“The Glazers were innovative and generous people who were committed to revitalizing downtown Rochester and making the city they loved a better place for all,” Cuomo said. “I offer my deepest condolences to the Glazers’ family and friends during this difficult and trying time.”
A person who answered the phone at Buckingham Properties declined to comment. Glazer’s son Rick Glazer told The Associated Press: “I don’t have any comment about what’s going on at this time.”
According to Buckingham’s website, “Larry spends some of his spare time on the ground — gardening around his house with his wife, Jane; and some in the sky — flying his plane.”
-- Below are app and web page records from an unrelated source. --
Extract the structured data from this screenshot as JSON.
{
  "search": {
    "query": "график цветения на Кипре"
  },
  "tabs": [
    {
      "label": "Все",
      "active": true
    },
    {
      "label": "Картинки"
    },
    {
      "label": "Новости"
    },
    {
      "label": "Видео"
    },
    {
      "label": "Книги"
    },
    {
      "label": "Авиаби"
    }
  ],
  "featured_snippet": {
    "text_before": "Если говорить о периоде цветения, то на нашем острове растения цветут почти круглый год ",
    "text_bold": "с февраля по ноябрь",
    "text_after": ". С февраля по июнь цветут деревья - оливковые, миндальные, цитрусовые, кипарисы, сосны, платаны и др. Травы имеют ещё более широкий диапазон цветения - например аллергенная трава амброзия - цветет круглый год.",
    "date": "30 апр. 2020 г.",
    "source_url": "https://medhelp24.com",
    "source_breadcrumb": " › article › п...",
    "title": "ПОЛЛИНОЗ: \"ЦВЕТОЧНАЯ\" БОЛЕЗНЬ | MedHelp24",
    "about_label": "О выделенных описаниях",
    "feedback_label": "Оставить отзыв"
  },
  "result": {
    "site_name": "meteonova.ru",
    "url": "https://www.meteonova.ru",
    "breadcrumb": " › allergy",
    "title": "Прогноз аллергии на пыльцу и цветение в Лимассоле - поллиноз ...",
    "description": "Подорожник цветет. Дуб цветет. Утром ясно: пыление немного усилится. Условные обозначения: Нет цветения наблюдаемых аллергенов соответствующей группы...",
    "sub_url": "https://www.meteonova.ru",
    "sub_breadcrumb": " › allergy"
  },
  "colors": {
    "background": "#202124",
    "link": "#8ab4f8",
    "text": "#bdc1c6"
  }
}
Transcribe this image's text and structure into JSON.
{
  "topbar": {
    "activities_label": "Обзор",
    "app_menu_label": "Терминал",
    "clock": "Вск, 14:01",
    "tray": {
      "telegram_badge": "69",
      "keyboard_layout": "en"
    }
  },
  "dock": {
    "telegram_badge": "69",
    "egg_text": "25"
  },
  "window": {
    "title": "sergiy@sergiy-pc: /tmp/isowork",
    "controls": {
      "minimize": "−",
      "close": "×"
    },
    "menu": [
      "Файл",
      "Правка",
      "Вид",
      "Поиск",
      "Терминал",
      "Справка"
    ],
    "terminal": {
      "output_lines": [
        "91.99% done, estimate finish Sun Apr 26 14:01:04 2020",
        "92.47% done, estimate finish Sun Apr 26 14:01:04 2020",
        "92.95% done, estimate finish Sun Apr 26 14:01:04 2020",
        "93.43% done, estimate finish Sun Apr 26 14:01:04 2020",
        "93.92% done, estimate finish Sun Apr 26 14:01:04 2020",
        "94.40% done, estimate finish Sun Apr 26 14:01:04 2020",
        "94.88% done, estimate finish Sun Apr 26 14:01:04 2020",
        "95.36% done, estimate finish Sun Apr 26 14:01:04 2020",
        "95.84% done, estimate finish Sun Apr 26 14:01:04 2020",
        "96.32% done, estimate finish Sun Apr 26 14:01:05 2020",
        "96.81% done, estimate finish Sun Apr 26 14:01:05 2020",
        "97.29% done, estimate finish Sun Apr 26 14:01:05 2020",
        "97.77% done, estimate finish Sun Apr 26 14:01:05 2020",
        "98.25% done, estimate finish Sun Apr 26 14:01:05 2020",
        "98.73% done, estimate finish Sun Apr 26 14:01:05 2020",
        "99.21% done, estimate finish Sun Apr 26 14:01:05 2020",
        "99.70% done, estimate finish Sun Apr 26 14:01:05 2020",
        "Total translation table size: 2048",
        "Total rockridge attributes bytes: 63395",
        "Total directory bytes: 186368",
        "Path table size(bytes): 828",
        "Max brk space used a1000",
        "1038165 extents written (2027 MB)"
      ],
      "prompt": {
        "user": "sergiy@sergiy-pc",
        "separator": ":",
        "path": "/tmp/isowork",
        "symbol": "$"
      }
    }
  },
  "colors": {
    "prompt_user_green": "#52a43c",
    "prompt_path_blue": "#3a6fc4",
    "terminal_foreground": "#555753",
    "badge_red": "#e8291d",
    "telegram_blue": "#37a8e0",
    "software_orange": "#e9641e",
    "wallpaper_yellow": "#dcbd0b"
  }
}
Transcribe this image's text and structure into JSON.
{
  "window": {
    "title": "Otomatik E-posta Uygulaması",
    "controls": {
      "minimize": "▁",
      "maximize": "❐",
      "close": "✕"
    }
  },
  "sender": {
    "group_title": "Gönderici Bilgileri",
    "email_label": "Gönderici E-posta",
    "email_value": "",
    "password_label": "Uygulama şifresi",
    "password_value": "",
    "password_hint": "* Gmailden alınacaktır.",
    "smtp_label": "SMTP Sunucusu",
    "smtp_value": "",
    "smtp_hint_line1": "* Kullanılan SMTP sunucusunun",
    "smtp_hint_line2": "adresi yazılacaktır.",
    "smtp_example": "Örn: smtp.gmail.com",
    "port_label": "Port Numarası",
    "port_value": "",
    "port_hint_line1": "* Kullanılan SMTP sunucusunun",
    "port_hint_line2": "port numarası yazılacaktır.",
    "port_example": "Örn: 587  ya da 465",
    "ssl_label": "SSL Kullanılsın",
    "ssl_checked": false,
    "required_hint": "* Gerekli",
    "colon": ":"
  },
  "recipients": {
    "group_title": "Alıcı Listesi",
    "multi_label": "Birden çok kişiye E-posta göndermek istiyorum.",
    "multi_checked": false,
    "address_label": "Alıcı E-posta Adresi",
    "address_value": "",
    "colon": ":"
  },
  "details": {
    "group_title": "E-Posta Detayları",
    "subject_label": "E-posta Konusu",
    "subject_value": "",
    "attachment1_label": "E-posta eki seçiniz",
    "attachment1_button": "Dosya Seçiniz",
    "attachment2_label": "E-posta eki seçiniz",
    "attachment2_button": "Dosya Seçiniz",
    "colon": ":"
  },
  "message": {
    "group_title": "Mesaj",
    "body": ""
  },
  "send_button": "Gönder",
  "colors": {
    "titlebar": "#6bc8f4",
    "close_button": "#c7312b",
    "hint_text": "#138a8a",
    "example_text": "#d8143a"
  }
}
The plane took off at 8:45 a.m. EDT from the Greater Rochester International Airport in New York, according to local officials. Air traffic controllers were last able to contact the pilot of the Socata TBM700, a high performance single-engine turboprop, at 10 a.m. EDT, the U.S. Federal Aviation Administration said in a statement.
The pilot, who was not identified, had filed a flight plan with the FAA to fly from Rochester to Naples, Florida. F-15 fighter jets were scrambled at 11:30 a.m. EDT and followed the plane until it reached Cuban airspace, when they peeled off, said Preston Schlachter, a spokesman for the North American Aerospace Defense Command & US Northern Command. FlightAware showed the plane over the Caribbean south of Cuba at about 2 p.m. EDT.
The plane reached the altitude of 25,000 feet, MyFoxTampaBay.com reported, and traveled more than 1,700 miles.
NORAD said the cause of the lost contact could be due to hypoxia. A fighter jet pilot reportedly observed condensation on one of the small plane’s windows.
The Air Force and Transportation Security Administration contacted Rochester airport officials about the plane at about 10:45 a.m., according to Monroe County Executive Maggie Brooks. The airport referred all inquiries to the Federal Aviation Administration.
The incident is the second time in less than a week that private pilot has become unresponsive during a flight. On Saturday, a pilot lost consciousness and his plane drifted into restricted airspace over the nation’s capital. Fighter jets were also launched in that case and stayed with the small aircraft until it ran out of fuel and crashed Saturday into the Atlantic.